Forty three people were killed on Friday in a suicide bombing targeting a Shiite Muslim rally in Pakistan’s southwest city of Quetta, the latest in a string of sectarian attacks.
Police said the bomber was among the 450-strong crowd and detonated on reaching the main square in the city, triggering chaotic scenes, with people setting fires as others fled or lay on the ground to avoid ongoing gunfire.
More than 100 people were wounded in the Quetta attack, which like triple bombings at a Shiite procession in the city of Lahore this week, bore the hallmarks of the Taliban who often attack religious minorities to destablise the Pakistan government.
The rally was being held to mark Al-Quds day, an international event staged every year by the Shiite community, opposing Israel's control of Jerusalem and showing solidarity with Palestinian Muslims.
Earlier, the Al Qaeda linked Taliban took responsibility for Wednesday's bombings in Lahore, further challenging the civilian government struggling to cope a month after devastating floods.
Aside from its battles against homegrown Taliban, Pakist

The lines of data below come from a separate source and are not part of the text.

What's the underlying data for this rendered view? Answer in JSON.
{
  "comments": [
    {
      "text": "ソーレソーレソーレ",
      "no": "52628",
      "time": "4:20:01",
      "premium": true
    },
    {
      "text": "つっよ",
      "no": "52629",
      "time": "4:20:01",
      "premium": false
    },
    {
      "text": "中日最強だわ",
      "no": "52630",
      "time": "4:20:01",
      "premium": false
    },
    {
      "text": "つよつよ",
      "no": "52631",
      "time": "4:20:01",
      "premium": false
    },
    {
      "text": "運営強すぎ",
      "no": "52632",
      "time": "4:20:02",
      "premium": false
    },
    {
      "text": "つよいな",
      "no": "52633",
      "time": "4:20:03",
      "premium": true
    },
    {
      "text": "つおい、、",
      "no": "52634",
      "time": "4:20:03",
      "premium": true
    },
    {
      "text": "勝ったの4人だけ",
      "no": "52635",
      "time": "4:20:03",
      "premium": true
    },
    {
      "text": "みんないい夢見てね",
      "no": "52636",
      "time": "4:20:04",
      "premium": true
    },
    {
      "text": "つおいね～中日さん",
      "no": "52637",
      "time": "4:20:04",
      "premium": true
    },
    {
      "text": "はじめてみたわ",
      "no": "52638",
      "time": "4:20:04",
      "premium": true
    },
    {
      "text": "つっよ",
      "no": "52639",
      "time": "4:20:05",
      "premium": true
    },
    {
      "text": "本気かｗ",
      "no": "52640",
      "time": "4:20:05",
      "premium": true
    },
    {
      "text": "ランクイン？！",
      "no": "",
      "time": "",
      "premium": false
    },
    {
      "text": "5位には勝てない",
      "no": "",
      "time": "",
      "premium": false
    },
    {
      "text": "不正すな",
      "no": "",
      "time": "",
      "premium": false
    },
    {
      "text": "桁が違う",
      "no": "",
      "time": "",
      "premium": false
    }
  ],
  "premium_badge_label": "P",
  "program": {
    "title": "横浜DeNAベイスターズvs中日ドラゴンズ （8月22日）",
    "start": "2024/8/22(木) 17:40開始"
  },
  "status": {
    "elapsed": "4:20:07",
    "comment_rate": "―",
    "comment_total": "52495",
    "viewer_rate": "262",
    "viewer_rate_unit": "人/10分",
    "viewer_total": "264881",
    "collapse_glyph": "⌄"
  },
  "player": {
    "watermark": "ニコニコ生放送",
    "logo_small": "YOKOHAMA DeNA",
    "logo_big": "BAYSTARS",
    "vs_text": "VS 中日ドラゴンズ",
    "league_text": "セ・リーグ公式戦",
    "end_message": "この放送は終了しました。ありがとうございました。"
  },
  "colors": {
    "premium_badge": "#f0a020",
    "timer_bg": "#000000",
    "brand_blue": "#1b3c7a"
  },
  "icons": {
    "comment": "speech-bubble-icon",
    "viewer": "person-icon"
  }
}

an is under intense American pressure to tackle Afghan Taliban fighters who cross the border in Pakistan's lawless tribal areas to attack US-led NATO troops.